“For about a year I was giving advice in the changing room and people got to know me. I then approached the teacher and said could I rent her small studio and advertise that I was going to start selling uniforms,” she explains. “She said, absolutely, go for it.” “Because I had done it for the year beforehand, in the changing rooms, they knew me and they trusted me. I had no money, I had no stock, so they prepaid for all the uniforms,” she says.
She began her business, running it from the kitchen table and displaying her stock in the Ballet Barn. She hand delivered all her local items. She built the business up, began to travel to other studios with the kids in tow and filled her home with stock until finally she had to move out and take a small office space.
“It was literally just to put the stock in to get it away from the house but within two weeks people heard that I had put the stock in there and it ended up as a walk-in shop – I was only able to have one person in at a time,” she says. In 2019 she finally moved the business into an actual shop premises, and then we all know what came at the turn of the year, closure in March 2020, eight months after opening her new doors.
“The reason why I started my own business was because like a lot of mums who had worked and then had gone away from work, I wanted to be Jane again. As much as I loved being a mum and being a wife, I also wanted to be Jane and get my identity back and feel I was contributing financially to the house,” she explains. “I know being a full-time mum you are contributing financially because you are not paying for childcare but at the same time I needed my independence back a bit,” she adds.
These are all reasons that kept Byrne going during lockdown when the doors were closed, dance classes were cancelled, and the dance shows were nowhere to be seen. Luckily Byrne has always had a presence online since her business began so while lots of businesses were having to make a huge adjustment this was commonplace for Byrne, but the business just wasn’t there, she just had to ride it out.
The correct fitting of the pointe shoe is something that needs to be taken seriously as it can badly damage a young dancer’s feet if they are wearing the wrong fit. Byrne has been enrolled in a course to improve her pointe shoe fitting skills over the past year. She insists on becoming the very best at this skill. She is also mentoring others in the skill to ensure that the shoes are sold to the young dancers only when they are ready to wear them.

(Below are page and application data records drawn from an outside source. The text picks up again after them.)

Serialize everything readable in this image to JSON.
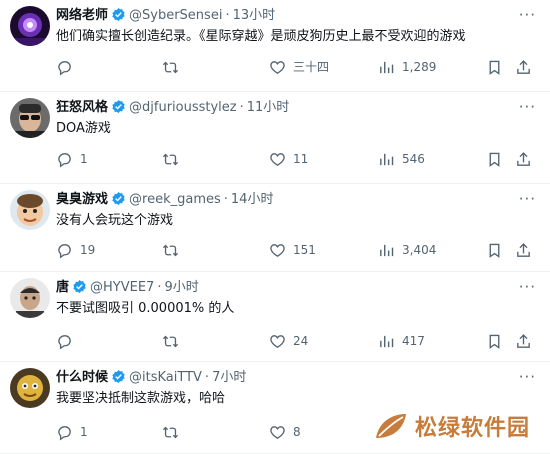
{
  "tweets": [
    {
      "name": "网络老师",
      "handle": "@SyberSensei",
      "dot": "·",
      "time": "13小时",
      "text": "他们确实擅长创造纪录。《星际穿越》是顽皮狗历史上最不受欢迎的游戏",
      "reply_count": "",
      "retweet_count": "",
      "like_count": "三十四",
      "view_count": "1,289",
      "avatar": "purple-glow-avatar"
    },
    {
      "name": "狂怒风格",
      "handle": "@djfuriousstylez",
      "dot": "·",
      "time": "11小时",
      "text": "DOA游戏",
      "reply_count": "1",
      "retweet_count": "",
      "like_count": "11",
      "view_count": "546",
      "avatar": "man-sunglasses-avatar"
    },
    {
      "name": "臭臭游戏",
      "handle": "@reek_games",
      "dot": "·",
      "time": "14小时",
      "text": "没有人会玩这个游戏",
      "reply_count": "19",
      "retweet_count": "",
      "like_count": "151",
      "view_count": "3,404",
      "avatar": "cartoon-face-avatar"
    },
    {
      "name": "唐",
      "handle": "@HYVEE7",
      "dot": "·",
      "time": "9小时",
      "text": "不要试图吸引 0.00001% 的人",
      "reply_count": "",
      "retweet_count": "",
      "like_count": "24",
      "view_count": "417",
      "avatar": "man-portrait-avatar"
    },
    {
      "name": "什么时候",
      "handle": "@itsKaiTTV",
      "dot": "·",
      "time": "7小时",
      "text": "我要坚决抵制这款游戏，哈哈",
      "reply_count": "1",
      "retweet_count": "",
      "like_count": "8",
      "view_count": "",
      "avatar": "yellow-character-avatar"
    }
  ],
  "more_label": "···",
  "watermark": {
    "text": "松绿软件园",
    "color": "#c77c3b"
  },
  "colors": {
    "verified": "#1d9bf0",
    "muted": "#536471",
    "divider": "#eff3f4"
  }
}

“I now have the confidence in me to say to a student, parent or a teacher, that based on my qualifications, based on my experience, it would be wrong for the student to go on pointe because she can cause irreparable damage to her feet,” she says.
“And that is something I never thought I’d have the confidence to do that.” “I remember when I did a course five years ago in London, I remember saying to the girl that I was doing it with, I can’t just be an okay pointe shoe fitter, I have to be the best,” she explains. Byrne has done everything she can during Covid to ensure she is, she even began putting together videos on her social media to explain to people the process of pointe shoe fitting.
Byrne has been a member of Win for the past three years, ever since meeting Samantha Kelly at an event in Carlow. She was slightly hesitant to join the networking group as she’d shied away from ‘all female’ groups in the past but she was pleasantly surprised when she did. “I never thought it was going to be what it is. I would always stay away from women’s groups – I didn’t want to segregate,” she says.
“But I joined it and it has been a place where I have laughed, and I have cried, and I have vented. I have shared really good things, things about my family that I would never share on social media, but I feel Women’s Inspire is a very safe place,” she says. “It’s just somewhere everybody, no matter what is going on in your life, there will be somebody there to support you,” she adds.